The definition for an "Act of God" varies from state to state and then from one insurance company to another. A good general definition of this phrase though is given by the Maryland Insurance Administration (MIA) site which states that an Act of God is a natural occurrence beyond human control or influence. Such acts of nature include hurricanes, earthquakes, and floods. As an example the MD insurance regulator website notes that a snow storm is an act of God but driving in a snow storm is an act of man or woman or teenager. In insurance terms glossary you can read that an Act of God is defined by most of the insurance industry as a natural occurrence beyond human control or influence. In your case while the wind itself may be considered an Act of God, opening a car door is an act of a person and thus should be under the person's control. If the wind was so strong that it bent a tree over as to snap and hit your car or another car than they would be considered an Act of God or Act of Nature as some also call it. So in general the situation you described would be considered your fault and not an Act of God since you failed to control the car door. Though in strong winds it can be difficult to control a car door, if it gets away liability laws usually see this as negligence on your part, thus leaving you liable. An Act of God or an Act of Nature basically refers to a natural event, not preventable by any human agency, such as flood, storms, or lightning. These forces of nature a person has no control over, and therefore cannot be held accountable but opening a door while it is windy out is an act of a person and thus would found to be your fault normally. Since you could be held at fault than the car owner of the damaged car could place a claim against your Property Damage Liability coverage for the cost of the repairs due to your car door hitting their vehicle, if that is what happened in your situation. If the wind took and bent your door so that it needs to be fixed than this would usually fall under your Comprehensive

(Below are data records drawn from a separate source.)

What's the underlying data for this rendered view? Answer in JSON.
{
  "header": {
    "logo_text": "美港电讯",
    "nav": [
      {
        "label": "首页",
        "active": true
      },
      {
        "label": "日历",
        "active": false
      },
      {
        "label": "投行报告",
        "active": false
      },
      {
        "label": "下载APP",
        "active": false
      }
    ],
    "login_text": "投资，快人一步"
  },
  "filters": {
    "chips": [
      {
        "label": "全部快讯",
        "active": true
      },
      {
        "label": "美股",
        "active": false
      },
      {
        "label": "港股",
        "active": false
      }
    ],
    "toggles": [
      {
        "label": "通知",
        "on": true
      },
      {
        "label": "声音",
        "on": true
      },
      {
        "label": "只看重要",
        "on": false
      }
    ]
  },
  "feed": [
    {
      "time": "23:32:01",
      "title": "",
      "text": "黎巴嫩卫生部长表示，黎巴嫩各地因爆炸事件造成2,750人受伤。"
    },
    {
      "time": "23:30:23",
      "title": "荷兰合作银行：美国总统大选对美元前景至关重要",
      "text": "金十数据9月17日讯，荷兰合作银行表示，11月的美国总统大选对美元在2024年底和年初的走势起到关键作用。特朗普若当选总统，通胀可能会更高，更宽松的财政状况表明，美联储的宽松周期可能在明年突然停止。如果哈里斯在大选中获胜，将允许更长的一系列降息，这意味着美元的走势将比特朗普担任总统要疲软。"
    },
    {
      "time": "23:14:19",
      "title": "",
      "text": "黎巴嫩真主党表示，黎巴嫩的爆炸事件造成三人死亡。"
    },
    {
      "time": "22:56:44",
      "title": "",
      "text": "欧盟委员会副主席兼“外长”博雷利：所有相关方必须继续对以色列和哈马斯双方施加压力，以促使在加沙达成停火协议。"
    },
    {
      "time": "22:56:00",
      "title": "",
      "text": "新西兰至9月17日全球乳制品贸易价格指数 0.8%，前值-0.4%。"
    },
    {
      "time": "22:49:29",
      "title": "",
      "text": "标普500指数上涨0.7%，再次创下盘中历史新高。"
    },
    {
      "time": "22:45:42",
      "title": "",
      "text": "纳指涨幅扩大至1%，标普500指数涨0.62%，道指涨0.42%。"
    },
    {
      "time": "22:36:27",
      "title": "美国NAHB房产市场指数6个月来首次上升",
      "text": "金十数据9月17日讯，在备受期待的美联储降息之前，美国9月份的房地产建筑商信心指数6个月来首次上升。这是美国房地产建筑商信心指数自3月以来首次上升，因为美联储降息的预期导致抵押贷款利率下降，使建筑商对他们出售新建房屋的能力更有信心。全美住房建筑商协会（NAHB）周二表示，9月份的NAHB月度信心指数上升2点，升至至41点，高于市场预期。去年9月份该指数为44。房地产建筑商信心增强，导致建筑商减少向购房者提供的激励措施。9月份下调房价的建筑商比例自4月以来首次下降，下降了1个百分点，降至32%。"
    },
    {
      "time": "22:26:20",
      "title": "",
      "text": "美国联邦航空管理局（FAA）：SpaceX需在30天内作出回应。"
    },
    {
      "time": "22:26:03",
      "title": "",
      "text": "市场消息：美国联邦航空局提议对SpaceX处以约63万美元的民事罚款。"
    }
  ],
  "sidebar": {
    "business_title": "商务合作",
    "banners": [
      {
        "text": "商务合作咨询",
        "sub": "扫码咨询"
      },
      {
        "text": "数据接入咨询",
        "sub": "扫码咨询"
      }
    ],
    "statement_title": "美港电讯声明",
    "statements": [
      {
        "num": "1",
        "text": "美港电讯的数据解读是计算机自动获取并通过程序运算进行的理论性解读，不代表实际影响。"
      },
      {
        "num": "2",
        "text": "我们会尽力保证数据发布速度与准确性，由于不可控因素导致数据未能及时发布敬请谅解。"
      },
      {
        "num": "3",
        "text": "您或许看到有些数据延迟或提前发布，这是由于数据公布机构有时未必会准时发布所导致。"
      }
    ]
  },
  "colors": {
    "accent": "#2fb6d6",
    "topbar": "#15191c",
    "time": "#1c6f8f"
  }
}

Act of God is a legal term for events outside of human control, such as sudden floods or other natural disasters, for which no one can be held responsible. Insurance companies use the term in drawing up contracts of indemnification.
It really depends on the company. Some see it as an act from God and will not cover it. Call your insurance rep. as soon as possible or look threw your contract.